** Opening Supplied data block **

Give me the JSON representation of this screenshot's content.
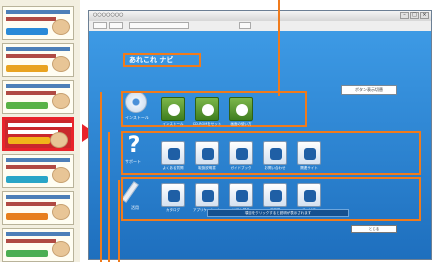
{
  "window": {
    "title": "○○○○○○○"
  },
  "app": {
    "title": "あれこれ ナビ"
  },
  "top_right_button": "ボタン表示切替",
  "sections": [
    {
      "id": "cd",
      "label": "インストール",
      "tiles": [
        {
          "label": "インストール",
          "style": "green"
        },
        {
          "label": "CD-ROMをセット",
          "style": "green"
        },
        {
          "label": "画面の使い方",
          "style": "green"
        }
      ]
    },
    {
      "id": "help",
      "label": "サポート",
      "tiles": [
        {
          "label": "よくある質問",
          "style": "blue"
        },
        {
          "label": "取扱説明書",
          "style": "blue"
        },
        {
          "label": "ガイドブック",
          "style": "blue"
        },
        {
          "label": "お問い合わせ",
          "style": "blue"
        },
        {
          "label": "関連サイト",
          "style": "blue"
        }
      ]
    },
    {
      "id": "memo",
      "label": "活用",
      "tiles": [
        {
          "label": "カタログ",
          "style": "blue"
        },
        {
          "label": "アプリケーション",
          "style": "blue"
        },
        {
          "label": "ソフト紹介",
          "style": "blue"
        },
        {
          "label": "活用例",
          "style": "blue"
        },
        {
          "label": "サービス",
          "style": "blue"
        }
      ]
    }
  ],
  "message": "項目をクリックすると説明が表示されます",
  "ok_button": "とじる",
  "promo_items": [
    {
      "text": "初心者ガイド",
      "band": "#2a8ad8",
      "selected": false
    },
    {
      "text": "困ったときは",
      "band": "#e9a321",
      "selected": false
    },
    {
      "text": "使い方ガイド",
      "band": "#59b246",
      "selected": false
    },
    {
      "text": "あれこれナビ",
      "band": "#f1b51a",
      "selected": true
    },
    {
      "text": "よくある質問",
      "band": "#2aa5c7",
      "selected": false
    },
    {
      "text": "便利な使い方",
      "band": "#e77f1e",
      "selected": false
    },
    {
      "text": "サポート情報",
      "band": "#4cae52",
      "selected": false
    }
  ],
  "colors": {
    "accent": "#f07b1c",
    "highlight": "#e8232b",
    "window_bg": "#2e86d3"
  }
}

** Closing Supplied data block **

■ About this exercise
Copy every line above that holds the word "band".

■ Written response
      "band": "#2a8ad8",
      "band": "#e9a321",
      "band": "#59b246",
      "band": "#f1b51a",
      "band": "#2aa5c7",
      "band": "#e77f1e",
      "band": "#4cae52",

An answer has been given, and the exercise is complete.